[[ THE DATA, beginning ]]

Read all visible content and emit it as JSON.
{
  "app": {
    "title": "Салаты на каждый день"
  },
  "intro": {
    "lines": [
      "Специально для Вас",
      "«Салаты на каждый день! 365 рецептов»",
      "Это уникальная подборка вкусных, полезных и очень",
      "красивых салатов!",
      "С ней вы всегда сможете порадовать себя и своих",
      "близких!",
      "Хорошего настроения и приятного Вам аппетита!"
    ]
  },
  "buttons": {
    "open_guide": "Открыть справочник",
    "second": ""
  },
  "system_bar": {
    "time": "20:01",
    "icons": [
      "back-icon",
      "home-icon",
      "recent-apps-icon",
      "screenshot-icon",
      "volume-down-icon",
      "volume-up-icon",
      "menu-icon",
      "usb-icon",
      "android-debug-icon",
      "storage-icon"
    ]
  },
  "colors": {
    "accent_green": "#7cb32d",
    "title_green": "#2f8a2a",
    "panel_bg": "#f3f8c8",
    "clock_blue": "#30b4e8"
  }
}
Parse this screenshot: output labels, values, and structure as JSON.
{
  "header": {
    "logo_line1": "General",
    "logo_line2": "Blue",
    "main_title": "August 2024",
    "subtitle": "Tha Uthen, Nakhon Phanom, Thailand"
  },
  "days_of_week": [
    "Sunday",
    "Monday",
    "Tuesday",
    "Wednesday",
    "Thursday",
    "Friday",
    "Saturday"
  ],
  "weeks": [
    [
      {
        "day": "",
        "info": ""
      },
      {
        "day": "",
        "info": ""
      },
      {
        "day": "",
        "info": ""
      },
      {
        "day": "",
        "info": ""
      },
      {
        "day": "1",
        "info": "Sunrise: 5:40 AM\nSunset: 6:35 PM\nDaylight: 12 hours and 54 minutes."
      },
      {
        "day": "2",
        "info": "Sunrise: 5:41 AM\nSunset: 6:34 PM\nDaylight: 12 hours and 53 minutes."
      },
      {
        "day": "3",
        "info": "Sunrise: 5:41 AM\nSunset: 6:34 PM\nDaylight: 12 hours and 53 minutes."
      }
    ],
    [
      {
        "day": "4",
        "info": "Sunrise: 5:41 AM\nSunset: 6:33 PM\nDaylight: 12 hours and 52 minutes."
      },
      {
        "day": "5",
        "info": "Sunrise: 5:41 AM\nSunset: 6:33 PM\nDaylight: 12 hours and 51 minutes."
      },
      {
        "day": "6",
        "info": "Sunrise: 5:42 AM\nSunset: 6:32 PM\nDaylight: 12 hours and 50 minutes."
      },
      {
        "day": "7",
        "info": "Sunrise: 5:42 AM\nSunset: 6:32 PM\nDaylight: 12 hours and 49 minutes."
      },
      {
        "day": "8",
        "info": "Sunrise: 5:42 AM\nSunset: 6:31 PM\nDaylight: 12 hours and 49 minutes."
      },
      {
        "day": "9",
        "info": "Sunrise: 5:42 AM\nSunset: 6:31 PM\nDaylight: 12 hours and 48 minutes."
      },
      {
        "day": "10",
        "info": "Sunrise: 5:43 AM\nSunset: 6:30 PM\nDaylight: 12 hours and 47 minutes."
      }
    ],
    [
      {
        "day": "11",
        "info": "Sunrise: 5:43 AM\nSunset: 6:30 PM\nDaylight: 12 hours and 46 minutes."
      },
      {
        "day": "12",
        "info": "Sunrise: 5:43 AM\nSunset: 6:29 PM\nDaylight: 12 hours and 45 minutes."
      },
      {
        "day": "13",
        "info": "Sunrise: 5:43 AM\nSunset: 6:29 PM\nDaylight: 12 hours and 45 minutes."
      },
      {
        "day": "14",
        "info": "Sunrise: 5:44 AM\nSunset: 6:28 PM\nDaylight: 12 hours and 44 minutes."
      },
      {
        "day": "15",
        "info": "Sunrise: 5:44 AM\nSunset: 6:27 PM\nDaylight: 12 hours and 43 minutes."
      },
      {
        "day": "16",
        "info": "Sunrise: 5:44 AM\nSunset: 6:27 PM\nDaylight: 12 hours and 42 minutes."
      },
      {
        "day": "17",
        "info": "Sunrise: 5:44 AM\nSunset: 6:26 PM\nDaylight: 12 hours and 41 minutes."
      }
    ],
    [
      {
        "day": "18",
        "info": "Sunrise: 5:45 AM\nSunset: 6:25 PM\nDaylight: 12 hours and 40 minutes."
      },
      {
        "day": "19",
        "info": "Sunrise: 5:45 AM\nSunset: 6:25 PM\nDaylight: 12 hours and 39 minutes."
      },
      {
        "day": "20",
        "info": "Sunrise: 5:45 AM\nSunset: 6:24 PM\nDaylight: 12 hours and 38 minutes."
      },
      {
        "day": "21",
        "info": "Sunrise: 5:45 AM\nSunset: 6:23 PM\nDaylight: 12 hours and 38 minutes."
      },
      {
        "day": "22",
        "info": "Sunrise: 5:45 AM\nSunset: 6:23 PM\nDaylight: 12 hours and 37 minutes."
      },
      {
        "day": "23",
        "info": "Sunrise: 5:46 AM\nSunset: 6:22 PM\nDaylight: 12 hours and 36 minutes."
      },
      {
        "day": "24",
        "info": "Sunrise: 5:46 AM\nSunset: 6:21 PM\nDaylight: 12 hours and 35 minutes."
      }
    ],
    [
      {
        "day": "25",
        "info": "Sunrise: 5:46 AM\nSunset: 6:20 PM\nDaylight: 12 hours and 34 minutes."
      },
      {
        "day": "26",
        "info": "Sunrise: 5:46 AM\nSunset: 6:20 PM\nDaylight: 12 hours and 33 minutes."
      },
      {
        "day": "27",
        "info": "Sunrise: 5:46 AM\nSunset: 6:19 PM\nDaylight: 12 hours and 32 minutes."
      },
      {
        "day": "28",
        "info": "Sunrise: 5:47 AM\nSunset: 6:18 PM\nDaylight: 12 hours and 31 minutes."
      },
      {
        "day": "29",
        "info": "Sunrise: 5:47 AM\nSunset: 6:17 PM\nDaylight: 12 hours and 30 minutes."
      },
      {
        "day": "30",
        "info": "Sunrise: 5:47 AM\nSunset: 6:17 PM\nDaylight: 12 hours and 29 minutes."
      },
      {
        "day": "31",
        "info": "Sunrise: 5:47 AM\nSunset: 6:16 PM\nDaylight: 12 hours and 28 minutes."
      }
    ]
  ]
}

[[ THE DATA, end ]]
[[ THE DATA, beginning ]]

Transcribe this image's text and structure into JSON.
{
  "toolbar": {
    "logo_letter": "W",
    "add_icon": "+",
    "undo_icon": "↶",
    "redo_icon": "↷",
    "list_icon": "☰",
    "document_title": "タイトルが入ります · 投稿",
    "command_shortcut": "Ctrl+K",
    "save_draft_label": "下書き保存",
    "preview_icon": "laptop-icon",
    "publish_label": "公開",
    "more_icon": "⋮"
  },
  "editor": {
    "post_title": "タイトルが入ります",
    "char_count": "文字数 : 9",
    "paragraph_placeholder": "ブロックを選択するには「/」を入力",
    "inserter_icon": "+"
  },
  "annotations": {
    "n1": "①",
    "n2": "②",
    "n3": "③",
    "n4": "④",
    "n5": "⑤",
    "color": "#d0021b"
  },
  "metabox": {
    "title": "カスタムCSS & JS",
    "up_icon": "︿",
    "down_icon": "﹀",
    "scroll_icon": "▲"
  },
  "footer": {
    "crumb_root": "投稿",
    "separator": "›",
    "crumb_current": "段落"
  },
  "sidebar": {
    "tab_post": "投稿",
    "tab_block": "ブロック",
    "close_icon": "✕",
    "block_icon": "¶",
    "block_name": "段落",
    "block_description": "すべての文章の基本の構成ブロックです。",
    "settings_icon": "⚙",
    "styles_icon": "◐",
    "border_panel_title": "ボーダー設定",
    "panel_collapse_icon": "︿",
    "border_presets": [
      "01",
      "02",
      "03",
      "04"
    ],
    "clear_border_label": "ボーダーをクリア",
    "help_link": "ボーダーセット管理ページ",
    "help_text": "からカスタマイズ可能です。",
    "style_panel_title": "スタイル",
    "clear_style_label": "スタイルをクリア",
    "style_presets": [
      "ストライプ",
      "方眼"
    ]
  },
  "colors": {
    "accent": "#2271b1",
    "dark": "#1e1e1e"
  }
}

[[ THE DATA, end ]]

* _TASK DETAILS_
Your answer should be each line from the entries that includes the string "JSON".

* _SOLVED PROBLEM_
Read all visible content and emit it as JSON.
Parse this screenshot: output labels, values, and structure as JSON.
Transcribe this image's text and structure into JSON.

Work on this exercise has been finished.